(Provided material Opens)

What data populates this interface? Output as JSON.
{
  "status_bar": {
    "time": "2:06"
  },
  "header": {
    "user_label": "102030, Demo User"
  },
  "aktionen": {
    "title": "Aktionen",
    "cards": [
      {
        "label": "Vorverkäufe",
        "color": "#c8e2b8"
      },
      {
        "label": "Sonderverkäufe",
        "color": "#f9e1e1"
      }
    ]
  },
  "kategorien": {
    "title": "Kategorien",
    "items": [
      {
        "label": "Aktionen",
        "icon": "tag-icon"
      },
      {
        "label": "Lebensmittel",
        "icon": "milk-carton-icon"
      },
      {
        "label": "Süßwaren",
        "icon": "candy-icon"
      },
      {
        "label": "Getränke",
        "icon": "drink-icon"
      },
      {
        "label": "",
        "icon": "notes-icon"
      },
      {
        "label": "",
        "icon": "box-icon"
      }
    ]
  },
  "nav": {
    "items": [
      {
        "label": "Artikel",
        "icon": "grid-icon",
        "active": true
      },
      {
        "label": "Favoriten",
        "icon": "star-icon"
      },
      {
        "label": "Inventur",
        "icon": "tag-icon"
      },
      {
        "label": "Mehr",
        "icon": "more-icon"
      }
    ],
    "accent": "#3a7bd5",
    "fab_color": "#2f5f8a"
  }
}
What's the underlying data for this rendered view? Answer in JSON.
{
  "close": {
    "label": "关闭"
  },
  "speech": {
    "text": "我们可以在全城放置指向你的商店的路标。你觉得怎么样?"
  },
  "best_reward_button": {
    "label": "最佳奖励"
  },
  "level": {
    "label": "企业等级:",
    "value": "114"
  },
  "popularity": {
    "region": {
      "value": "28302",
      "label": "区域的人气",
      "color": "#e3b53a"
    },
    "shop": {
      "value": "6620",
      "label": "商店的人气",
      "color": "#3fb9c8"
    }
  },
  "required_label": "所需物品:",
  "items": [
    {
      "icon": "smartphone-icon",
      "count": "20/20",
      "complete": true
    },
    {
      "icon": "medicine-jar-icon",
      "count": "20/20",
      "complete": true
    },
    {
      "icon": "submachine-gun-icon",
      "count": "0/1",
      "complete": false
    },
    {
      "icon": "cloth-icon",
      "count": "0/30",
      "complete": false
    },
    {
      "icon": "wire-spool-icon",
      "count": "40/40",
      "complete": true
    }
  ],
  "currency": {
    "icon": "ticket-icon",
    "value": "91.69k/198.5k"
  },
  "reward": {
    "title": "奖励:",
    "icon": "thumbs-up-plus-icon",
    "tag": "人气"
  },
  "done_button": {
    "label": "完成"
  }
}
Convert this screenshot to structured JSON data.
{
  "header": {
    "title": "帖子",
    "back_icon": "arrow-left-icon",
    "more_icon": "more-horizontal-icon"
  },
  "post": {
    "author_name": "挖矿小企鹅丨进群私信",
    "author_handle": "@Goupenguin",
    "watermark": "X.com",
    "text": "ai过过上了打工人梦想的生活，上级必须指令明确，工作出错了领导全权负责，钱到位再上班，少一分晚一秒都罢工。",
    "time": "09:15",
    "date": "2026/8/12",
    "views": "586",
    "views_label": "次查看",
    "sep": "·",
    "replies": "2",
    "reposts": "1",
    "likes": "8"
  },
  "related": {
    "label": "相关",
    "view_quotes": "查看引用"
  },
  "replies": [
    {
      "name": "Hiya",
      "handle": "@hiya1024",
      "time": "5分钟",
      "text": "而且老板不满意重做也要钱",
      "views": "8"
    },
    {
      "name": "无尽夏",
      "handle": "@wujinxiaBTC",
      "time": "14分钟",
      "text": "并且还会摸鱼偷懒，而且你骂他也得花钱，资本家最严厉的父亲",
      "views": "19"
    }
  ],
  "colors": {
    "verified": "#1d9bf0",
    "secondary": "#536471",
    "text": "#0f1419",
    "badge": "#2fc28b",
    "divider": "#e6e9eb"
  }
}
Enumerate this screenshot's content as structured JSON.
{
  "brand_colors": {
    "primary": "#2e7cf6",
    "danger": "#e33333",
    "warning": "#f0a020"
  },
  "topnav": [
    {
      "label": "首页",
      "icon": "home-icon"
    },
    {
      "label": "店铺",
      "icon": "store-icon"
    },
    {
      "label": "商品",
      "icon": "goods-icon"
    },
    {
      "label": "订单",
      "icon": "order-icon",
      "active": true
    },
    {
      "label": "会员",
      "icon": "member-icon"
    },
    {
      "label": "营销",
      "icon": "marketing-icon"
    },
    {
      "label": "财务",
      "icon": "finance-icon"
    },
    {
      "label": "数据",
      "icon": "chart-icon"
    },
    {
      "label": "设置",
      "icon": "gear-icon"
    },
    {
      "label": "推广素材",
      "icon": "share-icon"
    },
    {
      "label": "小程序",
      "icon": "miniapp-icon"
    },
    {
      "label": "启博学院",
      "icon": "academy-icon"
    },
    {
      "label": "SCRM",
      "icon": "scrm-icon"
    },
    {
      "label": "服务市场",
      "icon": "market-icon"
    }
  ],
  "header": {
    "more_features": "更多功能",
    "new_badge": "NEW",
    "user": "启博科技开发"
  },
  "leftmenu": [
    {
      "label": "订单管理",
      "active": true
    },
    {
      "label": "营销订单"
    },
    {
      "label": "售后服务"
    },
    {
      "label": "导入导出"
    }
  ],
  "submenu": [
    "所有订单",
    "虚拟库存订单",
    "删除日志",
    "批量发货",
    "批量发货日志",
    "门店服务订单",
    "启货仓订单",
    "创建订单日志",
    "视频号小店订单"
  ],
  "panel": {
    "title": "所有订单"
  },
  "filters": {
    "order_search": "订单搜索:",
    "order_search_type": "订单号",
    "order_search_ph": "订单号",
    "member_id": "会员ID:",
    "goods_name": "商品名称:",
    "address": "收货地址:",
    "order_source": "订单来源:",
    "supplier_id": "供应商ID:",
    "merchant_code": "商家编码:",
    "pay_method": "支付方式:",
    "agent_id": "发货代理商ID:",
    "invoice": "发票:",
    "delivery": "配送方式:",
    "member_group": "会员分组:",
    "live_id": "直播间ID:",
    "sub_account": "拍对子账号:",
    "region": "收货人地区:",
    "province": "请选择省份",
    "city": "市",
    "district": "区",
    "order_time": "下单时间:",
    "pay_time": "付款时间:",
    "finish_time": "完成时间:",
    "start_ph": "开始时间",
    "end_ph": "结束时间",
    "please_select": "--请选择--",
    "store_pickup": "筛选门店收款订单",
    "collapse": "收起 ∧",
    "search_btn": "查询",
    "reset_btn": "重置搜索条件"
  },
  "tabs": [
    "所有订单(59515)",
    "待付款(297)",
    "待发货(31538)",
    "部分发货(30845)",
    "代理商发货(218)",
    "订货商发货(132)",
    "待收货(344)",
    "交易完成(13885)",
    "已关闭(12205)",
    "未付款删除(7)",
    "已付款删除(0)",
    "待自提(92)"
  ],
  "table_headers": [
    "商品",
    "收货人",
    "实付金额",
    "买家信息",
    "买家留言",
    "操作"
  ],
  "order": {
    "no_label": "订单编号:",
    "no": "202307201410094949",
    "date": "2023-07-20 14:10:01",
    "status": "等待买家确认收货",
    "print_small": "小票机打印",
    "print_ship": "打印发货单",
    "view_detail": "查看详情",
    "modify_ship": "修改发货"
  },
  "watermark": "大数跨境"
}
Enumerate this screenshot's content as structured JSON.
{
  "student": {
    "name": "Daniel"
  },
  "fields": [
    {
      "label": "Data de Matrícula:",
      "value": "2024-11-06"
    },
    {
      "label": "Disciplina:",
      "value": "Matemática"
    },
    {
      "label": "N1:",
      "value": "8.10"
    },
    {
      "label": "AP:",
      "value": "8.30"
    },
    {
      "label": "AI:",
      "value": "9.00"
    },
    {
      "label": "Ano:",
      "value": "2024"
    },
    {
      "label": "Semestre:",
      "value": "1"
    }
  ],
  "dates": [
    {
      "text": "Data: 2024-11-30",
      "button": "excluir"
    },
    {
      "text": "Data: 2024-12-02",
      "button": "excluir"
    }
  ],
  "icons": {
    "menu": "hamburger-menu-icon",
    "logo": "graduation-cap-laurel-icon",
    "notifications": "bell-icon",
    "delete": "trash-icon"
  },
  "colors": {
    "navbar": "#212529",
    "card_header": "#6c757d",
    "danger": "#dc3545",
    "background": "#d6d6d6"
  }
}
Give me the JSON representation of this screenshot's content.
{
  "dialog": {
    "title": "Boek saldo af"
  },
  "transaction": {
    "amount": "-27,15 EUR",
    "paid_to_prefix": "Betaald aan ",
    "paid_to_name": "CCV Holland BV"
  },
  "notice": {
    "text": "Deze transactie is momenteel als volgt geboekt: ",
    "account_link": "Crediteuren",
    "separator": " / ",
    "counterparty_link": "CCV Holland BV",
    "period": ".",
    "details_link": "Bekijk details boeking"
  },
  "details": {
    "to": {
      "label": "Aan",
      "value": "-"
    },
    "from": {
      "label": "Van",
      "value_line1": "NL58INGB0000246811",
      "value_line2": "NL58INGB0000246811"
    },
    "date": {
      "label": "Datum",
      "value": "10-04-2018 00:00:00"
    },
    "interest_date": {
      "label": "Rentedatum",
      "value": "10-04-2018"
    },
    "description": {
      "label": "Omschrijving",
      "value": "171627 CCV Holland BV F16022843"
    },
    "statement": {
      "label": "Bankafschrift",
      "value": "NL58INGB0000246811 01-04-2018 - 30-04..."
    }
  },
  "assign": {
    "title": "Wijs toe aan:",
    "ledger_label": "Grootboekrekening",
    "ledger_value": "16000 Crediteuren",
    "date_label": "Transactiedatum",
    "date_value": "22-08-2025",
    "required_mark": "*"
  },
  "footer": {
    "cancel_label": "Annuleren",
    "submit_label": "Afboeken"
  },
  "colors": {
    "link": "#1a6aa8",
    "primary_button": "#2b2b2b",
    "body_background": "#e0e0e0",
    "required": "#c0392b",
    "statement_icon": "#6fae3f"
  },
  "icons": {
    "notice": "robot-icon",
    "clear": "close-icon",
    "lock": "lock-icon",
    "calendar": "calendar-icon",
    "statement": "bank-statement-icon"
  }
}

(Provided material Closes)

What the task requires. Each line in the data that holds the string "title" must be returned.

Answer box.
    "title": "Aktionen",
    "title": "Kategorien",
    "title": "奖励:",
    "title": "帖子",
    "title": "所有订单"
    "title": "Boek saldo af"
    "title": "Wijs toe aan:",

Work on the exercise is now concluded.